- [Exercise brief] Restate each entry below word for word, without skipping any.

- [Data in this exercise]
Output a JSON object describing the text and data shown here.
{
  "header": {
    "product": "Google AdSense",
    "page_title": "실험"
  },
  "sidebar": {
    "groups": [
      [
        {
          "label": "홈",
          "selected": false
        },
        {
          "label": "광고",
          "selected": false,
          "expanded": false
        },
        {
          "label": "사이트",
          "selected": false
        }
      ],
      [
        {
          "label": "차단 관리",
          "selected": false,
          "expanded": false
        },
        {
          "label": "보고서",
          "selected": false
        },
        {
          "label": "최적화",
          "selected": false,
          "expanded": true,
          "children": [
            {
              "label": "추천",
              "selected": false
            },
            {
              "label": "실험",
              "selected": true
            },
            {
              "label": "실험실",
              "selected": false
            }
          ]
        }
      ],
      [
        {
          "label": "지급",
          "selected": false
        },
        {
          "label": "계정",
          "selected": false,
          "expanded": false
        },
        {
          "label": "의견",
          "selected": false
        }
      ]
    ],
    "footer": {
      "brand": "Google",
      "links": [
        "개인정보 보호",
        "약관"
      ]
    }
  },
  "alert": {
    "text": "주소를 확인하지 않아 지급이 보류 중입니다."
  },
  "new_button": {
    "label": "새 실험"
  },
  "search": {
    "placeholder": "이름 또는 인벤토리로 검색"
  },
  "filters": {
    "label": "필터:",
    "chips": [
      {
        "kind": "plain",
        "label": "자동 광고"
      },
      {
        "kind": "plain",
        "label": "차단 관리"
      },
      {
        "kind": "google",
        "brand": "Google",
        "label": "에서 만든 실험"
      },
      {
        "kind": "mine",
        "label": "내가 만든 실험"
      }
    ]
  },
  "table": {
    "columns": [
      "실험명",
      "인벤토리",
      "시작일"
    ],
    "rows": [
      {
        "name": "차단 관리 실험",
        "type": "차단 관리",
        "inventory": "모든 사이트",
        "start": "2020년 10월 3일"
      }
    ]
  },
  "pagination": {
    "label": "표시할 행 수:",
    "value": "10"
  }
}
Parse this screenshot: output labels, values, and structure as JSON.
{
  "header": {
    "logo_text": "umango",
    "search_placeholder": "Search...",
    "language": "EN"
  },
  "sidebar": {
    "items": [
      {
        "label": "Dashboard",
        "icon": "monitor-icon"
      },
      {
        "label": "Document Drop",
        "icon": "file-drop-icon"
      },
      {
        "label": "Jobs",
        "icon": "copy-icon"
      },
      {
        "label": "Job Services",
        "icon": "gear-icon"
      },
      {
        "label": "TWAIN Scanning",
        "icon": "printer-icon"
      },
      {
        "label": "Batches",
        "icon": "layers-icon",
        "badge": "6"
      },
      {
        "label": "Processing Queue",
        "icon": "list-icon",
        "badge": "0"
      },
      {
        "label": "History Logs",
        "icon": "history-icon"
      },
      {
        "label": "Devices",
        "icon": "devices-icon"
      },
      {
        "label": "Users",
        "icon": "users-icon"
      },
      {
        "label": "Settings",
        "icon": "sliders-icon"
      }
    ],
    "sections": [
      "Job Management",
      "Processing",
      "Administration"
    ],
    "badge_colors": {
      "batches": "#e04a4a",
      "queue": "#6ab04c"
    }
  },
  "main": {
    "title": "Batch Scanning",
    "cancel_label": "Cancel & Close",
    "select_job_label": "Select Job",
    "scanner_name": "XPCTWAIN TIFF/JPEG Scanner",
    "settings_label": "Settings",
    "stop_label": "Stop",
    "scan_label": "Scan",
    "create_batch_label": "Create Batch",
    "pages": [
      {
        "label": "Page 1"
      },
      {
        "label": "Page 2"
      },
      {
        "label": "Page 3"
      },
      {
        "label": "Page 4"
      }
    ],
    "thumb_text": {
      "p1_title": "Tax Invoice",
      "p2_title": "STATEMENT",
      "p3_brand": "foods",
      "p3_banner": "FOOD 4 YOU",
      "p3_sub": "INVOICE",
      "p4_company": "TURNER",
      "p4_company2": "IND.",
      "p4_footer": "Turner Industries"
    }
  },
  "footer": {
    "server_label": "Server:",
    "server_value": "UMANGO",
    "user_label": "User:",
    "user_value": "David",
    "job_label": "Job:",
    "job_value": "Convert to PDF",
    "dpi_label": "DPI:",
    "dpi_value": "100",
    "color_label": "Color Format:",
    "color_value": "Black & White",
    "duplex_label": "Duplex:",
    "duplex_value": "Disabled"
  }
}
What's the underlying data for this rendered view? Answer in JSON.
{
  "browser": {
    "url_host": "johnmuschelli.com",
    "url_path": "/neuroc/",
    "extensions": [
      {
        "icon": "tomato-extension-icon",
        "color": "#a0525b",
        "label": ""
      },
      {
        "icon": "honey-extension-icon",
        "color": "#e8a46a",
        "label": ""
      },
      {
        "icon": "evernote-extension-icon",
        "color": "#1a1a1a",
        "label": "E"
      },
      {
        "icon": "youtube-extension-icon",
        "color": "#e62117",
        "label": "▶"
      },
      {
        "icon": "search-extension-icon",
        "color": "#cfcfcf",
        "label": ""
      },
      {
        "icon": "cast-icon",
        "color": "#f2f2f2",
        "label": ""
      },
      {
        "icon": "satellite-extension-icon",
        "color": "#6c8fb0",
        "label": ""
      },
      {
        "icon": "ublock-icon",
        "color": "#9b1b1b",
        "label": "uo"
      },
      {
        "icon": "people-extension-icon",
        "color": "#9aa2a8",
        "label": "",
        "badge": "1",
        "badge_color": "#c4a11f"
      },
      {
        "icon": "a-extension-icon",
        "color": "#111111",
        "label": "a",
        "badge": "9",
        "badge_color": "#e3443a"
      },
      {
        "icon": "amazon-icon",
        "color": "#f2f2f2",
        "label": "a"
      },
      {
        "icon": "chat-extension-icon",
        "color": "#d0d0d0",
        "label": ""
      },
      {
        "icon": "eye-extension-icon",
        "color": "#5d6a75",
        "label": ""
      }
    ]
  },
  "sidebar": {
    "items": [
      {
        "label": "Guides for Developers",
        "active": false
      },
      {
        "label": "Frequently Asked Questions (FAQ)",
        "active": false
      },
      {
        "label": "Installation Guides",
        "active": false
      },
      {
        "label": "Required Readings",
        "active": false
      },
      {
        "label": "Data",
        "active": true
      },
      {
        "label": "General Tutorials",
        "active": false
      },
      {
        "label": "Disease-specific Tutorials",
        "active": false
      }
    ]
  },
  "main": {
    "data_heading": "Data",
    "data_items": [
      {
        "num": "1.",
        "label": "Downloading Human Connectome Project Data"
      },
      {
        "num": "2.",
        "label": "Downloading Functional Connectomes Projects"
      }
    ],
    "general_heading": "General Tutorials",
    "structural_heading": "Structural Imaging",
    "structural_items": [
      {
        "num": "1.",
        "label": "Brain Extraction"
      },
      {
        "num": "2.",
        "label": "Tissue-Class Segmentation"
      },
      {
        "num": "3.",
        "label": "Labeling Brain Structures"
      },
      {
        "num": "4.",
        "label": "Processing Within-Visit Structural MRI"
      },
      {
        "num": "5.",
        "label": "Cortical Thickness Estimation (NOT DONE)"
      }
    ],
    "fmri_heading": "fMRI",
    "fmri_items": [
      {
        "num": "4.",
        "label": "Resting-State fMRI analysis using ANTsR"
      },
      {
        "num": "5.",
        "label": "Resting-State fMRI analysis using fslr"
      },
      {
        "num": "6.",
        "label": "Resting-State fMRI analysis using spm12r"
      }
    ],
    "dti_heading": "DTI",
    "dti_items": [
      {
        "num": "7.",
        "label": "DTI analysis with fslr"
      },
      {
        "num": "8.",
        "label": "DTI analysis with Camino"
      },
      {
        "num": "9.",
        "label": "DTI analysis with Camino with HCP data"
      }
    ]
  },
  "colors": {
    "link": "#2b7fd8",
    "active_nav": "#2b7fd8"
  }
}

- [Answer]
Output a JSON object describing the text and data shown here.
{
  "header": {
    "product": "Google AdSense",
    "page_title": "실험"
  },
  "sidebar": {
    "groups": [
      [
        {
          "label": "홈",
          "selected": false
        },
        {
          "label": "광고",
          "selected": false,
          "expanded": false
        },
        {
          "label": "사이트",
          "selected": false
        }
      ],
      [
        {
          "label": "차단 관리",
          "selected": false,
          "expanded": false
        },
        {
          "label": "보고서",
          "selected": false
        },
        {
          "label": "최적화",
          "selected": false,
          "expanded": true,
          "children": [
            {
              "label": "추천",
              "selected": false
            },
            {
              "label": "실험",
              "selected": true
            },
            {
              "label": "실험실",
              "selected": false
            }
          ]
        }
      ],
      [
        {
          "label": "지급",
          "selected": false
        },
        {
          "label": "계정",
          "selected": false,
          "expanded": false
        },
        {
          "label": "의견",
          "selected": false
        }
      ]
    ],
    "footer": {
      "brand": "Google",
      "links": [
        "개인정보 보호",
        "약관"
      ]
    }
  },
  "alert": {
    "text": "주소를 확인하지 않아 지급이 보류 중입니다."
  },
  "new_button": {
    "label": "새 실험"
  },
  "search": {
    "placeholder": "이름 또는 인벤토리로 검색"
  },
  "filters": {
    "label": "필터:",
    "chips": [
      {
        "kind": "plain",
        "label": "자동 광고"
      },
      {
        "kind": "plain",
        "label": "차단 관리"
      },
      {
        "kind": "google",
        "brand": "Google",
        "label": "에서 만든 실험"
      },
      {
        "kind": "mine",
        "label": "내가 만든 실험"
      }
    ]
  },
  "table": {
    "columns": [
      "실험명",
      "인벤토리",
      "시작일"
    ],
    "rows": [
      {
        "name": "차단 관리 실험",
        "type": "차단 관리",
        "inventory": "모든 사이트",
        "start": "2020년 10월 3일"
      }
    ]
  },
  "pagination": {
    "label": "표시할 행 수:",
    "value": "10"
  }
}
Parse this screenshot: output labels, values, and structure as JSON.
{
  "header": {
    "logo_text": "umango",
    "search_placeholder": "Search...",
    "language": "EN"
  },
  "sidebar": {
    "items": [
      {
        "label": "Dashboard",
        "icon": "monitor-icon"
      },
      {
        "label": "Document Drop",
        "icon": "file-drop-icon"
      },
      {
        "label": "Jobs",
        "icon": "copy-icon"
      },
      {
        "label": "Job Services",
        "icon": "gear-icon"
      },
      {
        "label": "TWAIN Scanning",
        "icon": "printer-icon"
      },
      {
        "label": "Batches",
        "icon": "layers-icon",
        "badge": "6"
      },
      {
        "label": "Processing Queue",
        "icon": "list-icon",
        "badge": "0"
      },
      {
        "label": "History Logs",
        "icon": "history-icon"
      },
      {
        "label": "Devices",
        "icon": "devices-icon"
      },
      {
        "label": "Users",
        "icon": "users-icon"
      },
      {
        "label": "Settings",
        "icon": "sliders-icon"
      }
    ],
    "sections": [
      "Job Management",
      "Processing",
      "Administration"
    ],
    "badge_colors": {
      "batches": "#e04a4a",
      "queue": "#6ab04c"
    }
  },
  "main": {
    "title": "Batch Scanning",
    "cancel_label": "Cancel & Close",
    "select_job_label": "Select Job",
    "scanner_name": "XPCTWAIN TIFF/JPEG Scanner",
    "settings_label": "Settings",
    "stop_label": "Stop",
    "scan_label": "Scan",
    "create_batch_label": "Create Batch",
    "pages": [
      {
        "label": "Page 1"
      },
      {
        "label": "Page 2"
      },
      {
        "label": "Page 3"
      },
      {
        "label": "Page 4"
      }
    ],
    "thumb_text": {
      "p1_title": "Tax Invoice",
      "p2_title": "STATEMENT",
      "p3_brand": "foods",
      "p3_banner": "FOOD 4 YOU",
      "p3_sub": "INVOICE",
      "p4_company": "TURNER",
      "p4_company2": "IND.",
      "p4_footer": "Turner Industries"
    }
  },
  "footer": {
    "server_label": "Server:",
    "server_value": "UMANGO",
    "user_label": "User:",
    "user_value": "David",
    "job_label": "Job:",
    "job_value": "Convert to PDF",
    "dpi_label": "DPI:",
    "dpi_value": "100",
    "color_label": "Color Format:",
    "color_value": "Black & White",
    "duplex_label": "Duplex:",
    "duplex_value": "Disabled"
  }
}
What's the underlying data for this rendered view? Answer in JSON.
{
  "browser": {
    "url_host": "johnmuschelli.com",
    "url_path": "/neuroc/",
    "extensions": [
      {
        "icon": "tomato-extension-icon",
        "color": "#a0525b",
        "label": ""
      },
      {
        "icon": "honey-extension-icon",
        "color": "#e8a46a",
        "label": ""
      },
      {
        "icon": "evernote-extension-icon",
        "color": "#1a1a1a",
        "label": "E"
      },
      {
        "icon": "youtube-extension-icon",
        "color": "#e62117",
        "label": "▶"
      },
      {
        "icon": "search-extension-icon",
        "color": "#cfcfcf",
        "label": ""
      },
      {
        "icon": "cast-icon",
        "color": "#f2f2f2",
        "label": ""
      },
      {
        "icon": "satellite-extension-icon",
        "color": "#6c8fb0",
        "label": ""
      },
      {
        "icon": "ublock-icon",
        "color": "#9b1b1b",
        "label": "uo"
      },
      {
        "icon": "people-extension-icon",
        "color": "#9aa2a8",
        "label": "",
        "badge": "1",
        "badge_color": "#c4a11f"
      },
      {
        "icon": "a-extension-icon",
        "color": "#111111",
        "label": "a",
        "badge": "9",
        "badge_color": "#e3443a"
      },
      {
        "icon": "amazon-icon",
        "color": "#f2f2f2",
        "label": "a"
      },
      {
        "icon": "chat-extension-icon",
        "color": "#d0d0d0",
        "label": ""
      },
      {
        "icon": "eye-extension-icon",
        "color": "#5d6a75",
        "label": ""
      }
    ]
  },
  "sidebar": {
    "items": [
      {
        "label": "Guides for Developers",
        "active": false
      },
      {
        "label": "Frequently Asked Questions (FAQ)",
        "active": false
      },
      {
        "label": "Installation Guides",
        "active": false
      },
      {
        "label": "Required Readings",
        "active": false
      },
      {
        "label": "Data",
        "active": true
      },
      {
        "label": "General Tutorials",
        "active": false
      },
      {
        "label": "Disease-specific Tutorials",
        "active": false
      }
    ]
  },
  "main": {
    "data_heading": "Data",
    "data_items": [
      {
        "num": "1.",
        "label": "Downloading Human Connectome Project Data"
      },
      {
        "num": "2.",
        "label": "Downloading Functional Connectomes Projects"
      }
    ],
    "general_heading": "General Tutorials",
    "structural_heading": "Structural Imaging",
    "structural_items": [
      {
        "num": "1.",
        "label": "Brain Extraction"
      },
      {
        "num": "2.",
        "label": "Tissue-Class Segmentation"
      },
      {
        "num": "3.",
        "label": "Labeling Brain Structures"
      },
      {
        "num": "4.",
        "label": "Processing Within-Visit Structural MRI"
      },
      {
        "num": "5.",
        "label": "Cortical Thickness Estimation (NOT DONE)"
      }
    ],
    "fmri_heading": "fMRI",
    "fmri_items": [
      {
        "num": "4.",
        "label": "Resting-State fMRI analysis using ANTsR"
      },
      {
        "num": "5.",
        "label": "Resting-State fMRI analysis using fslr"
      },
      {
        "num": "6.",
        "label": "Resting-State fMRI analysis using spm12r"
      }
    ],
    "dti_heading": "DTI",
    "dti_items": [
      {
        "num": "7.",
        "label": "DTI analysis with fslr"
      },
      {
        "num": "8.",
        "label": "DTI analysis with Camino"
      },
      {
        "num": "9.",
        "label": "DTI analysis with Camino with HCP data"
      }
    ]
  },
  "colors": {
    "link": "#2b7fd8",
    "active_nav": "#2b7fd8"
  }
}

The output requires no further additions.